** Opening MATERIAL PROVIDED block **

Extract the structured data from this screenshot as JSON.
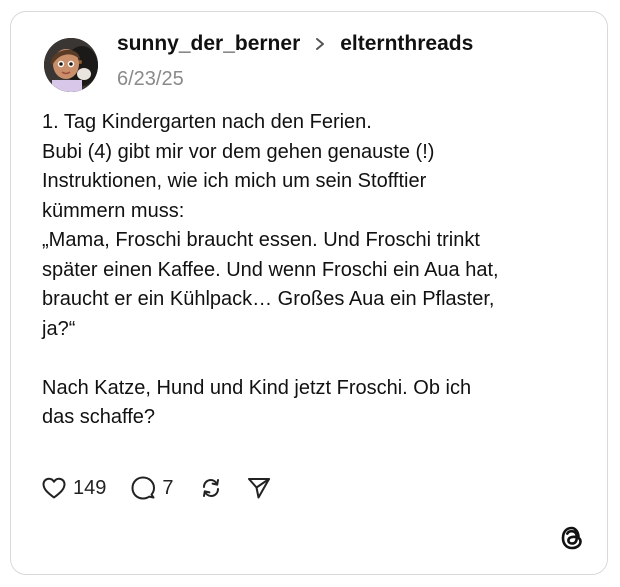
{
  "post": {
    "author": {
      "username": "sunny_der_berner",
      "avatar": "avatar-photo-child-and-dog"
    },
    "community": "elternthreads",
    "date": "6/23/25",
    "body": "1. Tag Kindergarten nach den Ferien.\nBubi (4) gibt mir vor dem gehen genauste (!)\nInstruktionen, wie ich mich um sein Stofftier\nkümmern muss:\n„Mama, Froschi braucht essen. Und Froschi trinkt\nspäter einen Kaffee. Und wenn Froschi ein Aua hat,\nbraucht er ein Kühlpack… Großes Aua ein Pflaster,\nja?“\n\nNach Katze, Hund und Kind jetzt Froschi. Ob ich\ndas schaffe?",
    "actions": {
      "like": {
        "icon": "heart-icon",
        "count": "149"
      },
      "reply": {
        "icon": "comment-icon",
        "count": "7"
      },
      "repost": {
        "icon": "repost-icon"
      },
      "share": {
        "icon": "send-icon"
      }
    }
  },
  "footer": {
    "logo": "threads-logo-icon"
  },
  "colors": {
    "text": "#111111",
    "muted": "#8a8a8a",
    "border": "#d9d9d9",
    "background": "#ffffff"
  }
}
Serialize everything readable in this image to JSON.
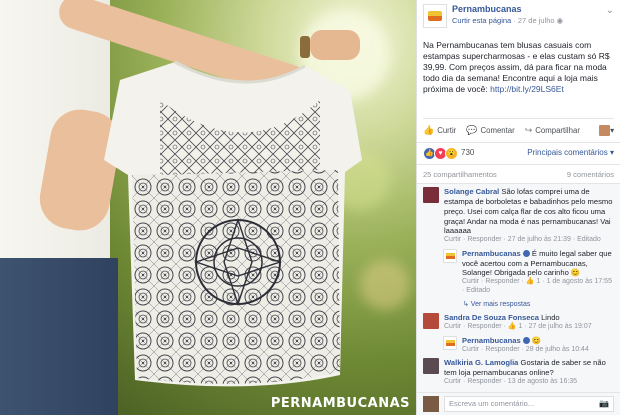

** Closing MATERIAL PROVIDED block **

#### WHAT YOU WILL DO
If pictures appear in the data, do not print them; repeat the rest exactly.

#### WORKED SOLUTION
Extract the structured data from this screenshot as JSON.
{
  "post": {
    "author": {
      "username": "sunny_der_berner",
      "avatar": "avatar-photo-child-and-dog"
    },
    "community": "elternthreads",
    "date": "6/23/25",
    "body": "1. Tag Kindergarten nach den Ferien.\nBubi (4) gibt mir vor dem gehen genauste (!)\nInstruktionen, wie ich mich um sein Stofftier\nkümmern muss:\n„Mama, Froschi braucht essen. Und Froschi trinkt\nspäter einen Kaffee. Und wenn Froschi ein Aua hat,\nbraucht er ein Kühlpack… Großes Aua ein Pflaster,\nja?“\n\nNach Katze, Hund und Kind jetzt Froschi. Ob ich\ndas schaffe?",
    "actions": {
      "like": {
        "icon": "heart-icon",
        "count": "149"
      },
      "reply": {
        "icon": "comment-icon",
        "count": "7"
      },
      "repost": {
        "icon": "repost-icon"
      },
      "share": {
        "icon": "send-icon"
      }
    }
  },
  "footer": {
    "logo": "threads-logo-icon"
  },
  "colors": {
    "text": "#111111",
    "muted": "#8a8a8a",
    "border": "#d9d9d9",
    "background": "#ffffff"
  }
}
Serialize everything readable in this image to JSON.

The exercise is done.